As judicial, business, community and school leaders looked on, retired state Supreme Court Justice Helen Meyer ’83, chair of the Mitchell Hamline Board of Trustees, and Mitchell Hamline third-year student Diane Galatowitsch smashed a bottle of champagne on the RV to give it an official launch.
Meyer said the project reinforces the school’s commitment to the community.
“We are of the community. We are for the community.

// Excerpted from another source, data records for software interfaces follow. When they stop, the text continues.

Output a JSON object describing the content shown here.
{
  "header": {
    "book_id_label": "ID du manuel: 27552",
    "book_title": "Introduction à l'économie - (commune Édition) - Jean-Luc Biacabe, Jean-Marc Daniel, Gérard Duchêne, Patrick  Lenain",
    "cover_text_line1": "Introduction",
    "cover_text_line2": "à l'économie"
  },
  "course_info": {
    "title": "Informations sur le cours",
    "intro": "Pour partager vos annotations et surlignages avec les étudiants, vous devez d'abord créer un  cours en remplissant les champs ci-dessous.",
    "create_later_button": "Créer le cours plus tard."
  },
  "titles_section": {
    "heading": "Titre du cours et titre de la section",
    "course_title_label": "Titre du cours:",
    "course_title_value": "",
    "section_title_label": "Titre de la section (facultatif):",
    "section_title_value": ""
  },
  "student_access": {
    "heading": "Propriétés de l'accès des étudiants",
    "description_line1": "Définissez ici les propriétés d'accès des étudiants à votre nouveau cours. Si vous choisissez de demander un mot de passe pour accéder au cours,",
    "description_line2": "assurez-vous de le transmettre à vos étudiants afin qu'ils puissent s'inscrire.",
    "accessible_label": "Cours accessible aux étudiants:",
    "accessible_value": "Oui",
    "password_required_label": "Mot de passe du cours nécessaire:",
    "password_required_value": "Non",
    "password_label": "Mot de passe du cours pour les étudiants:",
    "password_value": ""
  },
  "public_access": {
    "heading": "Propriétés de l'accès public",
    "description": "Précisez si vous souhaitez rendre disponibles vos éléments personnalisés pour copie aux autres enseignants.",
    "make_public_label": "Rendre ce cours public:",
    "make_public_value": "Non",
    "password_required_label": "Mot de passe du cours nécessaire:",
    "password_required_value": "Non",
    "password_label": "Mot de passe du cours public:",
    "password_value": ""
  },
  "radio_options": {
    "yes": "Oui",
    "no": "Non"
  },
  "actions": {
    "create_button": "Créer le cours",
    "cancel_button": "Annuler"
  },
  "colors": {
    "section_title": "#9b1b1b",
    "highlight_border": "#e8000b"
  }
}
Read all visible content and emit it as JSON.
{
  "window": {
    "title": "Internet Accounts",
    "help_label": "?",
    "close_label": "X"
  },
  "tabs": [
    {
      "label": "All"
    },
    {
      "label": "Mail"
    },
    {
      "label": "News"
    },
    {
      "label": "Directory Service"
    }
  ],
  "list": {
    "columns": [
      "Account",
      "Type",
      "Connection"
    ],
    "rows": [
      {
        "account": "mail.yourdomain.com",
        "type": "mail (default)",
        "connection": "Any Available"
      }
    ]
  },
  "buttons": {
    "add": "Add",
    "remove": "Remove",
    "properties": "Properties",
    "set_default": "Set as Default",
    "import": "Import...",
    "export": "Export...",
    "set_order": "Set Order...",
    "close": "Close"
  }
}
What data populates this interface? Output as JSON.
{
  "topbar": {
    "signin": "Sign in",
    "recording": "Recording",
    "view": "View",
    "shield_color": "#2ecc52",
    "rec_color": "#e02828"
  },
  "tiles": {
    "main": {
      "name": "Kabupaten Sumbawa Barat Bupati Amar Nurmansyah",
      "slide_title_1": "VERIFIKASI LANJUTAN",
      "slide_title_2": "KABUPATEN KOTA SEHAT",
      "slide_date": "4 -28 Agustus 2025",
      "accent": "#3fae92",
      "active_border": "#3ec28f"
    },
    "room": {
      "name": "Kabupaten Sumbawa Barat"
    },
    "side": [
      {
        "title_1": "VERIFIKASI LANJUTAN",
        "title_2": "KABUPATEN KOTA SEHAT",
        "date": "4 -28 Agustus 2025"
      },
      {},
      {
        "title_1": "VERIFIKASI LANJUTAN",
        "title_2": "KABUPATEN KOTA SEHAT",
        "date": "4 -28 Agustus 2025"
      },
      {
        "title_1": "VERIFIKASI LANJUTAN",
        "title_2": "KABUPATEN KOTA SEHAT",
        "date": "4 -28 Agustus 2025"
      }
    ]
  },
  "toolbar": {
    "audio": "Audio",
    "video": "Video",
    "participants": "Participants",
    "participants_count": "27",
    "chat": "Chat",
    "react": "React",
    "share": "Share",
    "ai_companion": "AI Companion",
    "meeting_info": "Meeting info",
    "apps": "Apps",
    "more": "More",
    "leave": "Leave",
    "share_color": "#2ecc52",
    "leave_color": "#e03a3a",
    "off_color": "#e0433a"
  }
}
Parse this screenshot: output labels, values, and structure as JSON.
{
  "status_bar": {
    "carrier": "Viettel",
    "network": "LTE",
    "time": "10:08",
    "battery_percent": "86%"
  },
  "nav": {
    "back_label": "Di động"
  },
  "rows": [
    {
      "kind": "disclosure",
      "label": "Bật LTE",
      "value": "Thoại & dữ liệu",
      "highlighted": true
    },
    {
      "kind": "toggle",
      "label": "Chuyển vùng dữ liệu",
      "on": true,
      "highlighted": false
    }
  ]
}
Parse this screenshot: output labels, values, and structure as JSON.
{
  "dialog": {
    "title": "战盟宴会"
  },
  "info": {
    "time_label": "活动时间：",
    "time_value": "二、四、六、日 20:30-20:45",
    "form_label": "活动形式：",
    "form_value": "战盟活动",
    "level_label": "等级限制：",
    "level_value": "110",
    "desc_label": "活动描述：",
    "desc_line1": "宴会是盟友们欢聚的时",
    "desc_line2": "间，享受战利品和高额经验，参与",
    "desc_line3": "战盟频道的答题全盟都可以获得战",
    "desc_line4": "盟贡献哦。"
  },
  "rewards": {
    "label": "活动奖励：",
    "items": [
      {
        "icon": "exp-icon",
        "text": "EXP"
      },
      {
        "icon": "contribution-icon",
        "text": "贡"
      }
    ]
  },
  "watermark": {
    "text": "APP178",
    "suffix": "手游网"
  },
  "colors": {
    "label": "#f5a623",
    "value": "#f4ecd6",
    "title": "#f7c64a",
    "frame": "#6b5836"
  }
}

We are the law school that is truly engaged.” Meyer said.
Through the Mobile Law Network, Mitchell Hamline students will provide free legal assistance throughout Minnesota.
“Our intent is to start by working with organizations around the state to increase access to legal services for people in need and to provide our students with even more extensive opportunities for hands-on legal experience,” said Mark C. Gordon, president and dean at Mitchell Hamline.
The vehicle–nicknamed the “Wheels of Justice”–will transport students to support a variety of legal services, focusing primarily in the areas of family law, criminal expungements, and advance health care planning. Students will provide information and assistance to those representing themselves and others who need guidance on legal matters. The vehicle is equipped with two private office spaces, allowing students to hold two simultaneous confidential meetings with potential clients.
Michael Davis, senior U.S. District Judge for the District of Minnesota, said he hopes the network brings help to people who may not be able to access, or afford, legal services. Davis says that’s a problem he sees daily.
“Justice should not be bought,” Davis said. “There are people out in the community that need help. This project will bring that to them.”
Peter Knapp, Mitchell Hamline professor and Clinical Program director, said the Mobile Law Network allows the school to help people beyond the Twin Cities metro area. Knapp said it will also give Mitchell Hamline students a chance to work with lawyers on pro-bono cases throughout the state.
“It will give our students a chance to help with that work, meet those lawyers, and learn about the needs in those communities,” he said.
Maureen Harms, associate general counsel at 3M, touted the Mobile Law Network as a model for pro-bono efforts across the state.
“It’s up to us, members of the bar, to bring our talent, our generosity, and our commitment to those in the community who deserve representation and assistance,” she said.
Officials from Mitchell Hamline are currently working with 3M to find ways for attorneys at the company to work with students and staff when the “Wheels of Justice” travels the state.
Students are scheduled to be in Mankato on Oct. 7, working with Southern Minnesota Regional Legal Services to help low-income individuals seeking a divorce, and at the Ramsey County Library in Roseville on Oct. 15 to help with advance care directives.